** ACTIVITY **
Find the lines below holding the word "Takeashine" and copy each of them.

** Excerpts from a dataset **

* * *

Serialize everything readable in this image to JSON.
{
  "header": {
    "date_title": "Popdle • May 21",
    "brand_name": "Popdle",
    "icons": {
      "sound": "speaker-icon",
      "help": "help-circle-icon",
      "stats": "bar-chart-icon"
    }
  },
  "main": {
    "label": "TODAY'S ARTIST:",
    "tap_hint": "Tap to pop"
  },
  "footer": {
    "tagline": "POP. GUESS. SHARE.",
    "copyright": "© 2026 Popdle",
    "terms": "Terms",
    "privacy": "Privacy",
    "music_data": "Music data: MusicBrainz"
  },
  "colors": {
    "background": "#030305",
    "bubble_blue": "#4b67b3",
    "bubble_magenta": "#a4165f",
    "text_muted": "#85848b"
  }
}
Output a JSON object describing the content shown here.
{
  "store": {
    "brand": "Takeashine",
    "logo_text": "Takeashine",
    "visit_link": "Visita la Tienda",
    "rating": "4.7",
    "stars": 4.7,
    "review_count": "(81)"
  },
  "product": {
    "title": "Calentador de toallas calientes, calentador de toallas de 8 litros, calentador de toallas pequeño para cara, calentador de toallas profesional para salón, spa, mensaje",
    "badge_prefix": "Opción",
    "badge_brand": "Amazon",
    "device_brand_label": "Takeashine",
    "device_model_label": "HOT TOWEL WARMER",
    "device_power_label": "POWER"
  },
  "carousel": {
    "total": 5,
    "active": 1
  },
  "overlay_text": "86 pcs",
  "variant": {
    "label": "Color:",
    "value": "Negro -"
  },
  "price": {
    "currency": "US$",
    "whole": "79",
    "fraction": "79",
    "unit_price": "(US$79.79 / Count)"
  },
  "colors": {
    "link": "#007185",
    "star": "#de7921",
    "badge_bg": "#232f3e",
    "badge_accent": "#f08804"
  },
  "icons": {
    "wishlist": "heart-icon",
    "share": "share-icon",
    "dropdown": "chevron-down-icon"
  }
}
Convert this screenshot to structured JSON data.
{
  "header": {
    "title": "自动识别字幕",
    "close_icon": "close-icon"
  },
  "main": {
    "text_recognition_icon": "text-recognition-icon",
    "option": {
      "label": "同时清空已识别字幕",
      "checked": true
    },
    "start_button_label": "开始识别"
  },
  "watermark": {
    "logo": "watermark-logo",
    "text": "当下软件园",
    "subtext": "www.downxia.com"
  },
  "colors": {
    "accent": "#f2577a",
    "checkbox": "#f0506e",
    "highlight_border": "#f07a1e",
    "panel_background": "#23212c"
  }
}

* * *

** ANSWER TO THE EXERCISE **
    "brand": "Takeashine",
    "logo_text": "Takeashine",
    "device_brand_label": "Takeashine",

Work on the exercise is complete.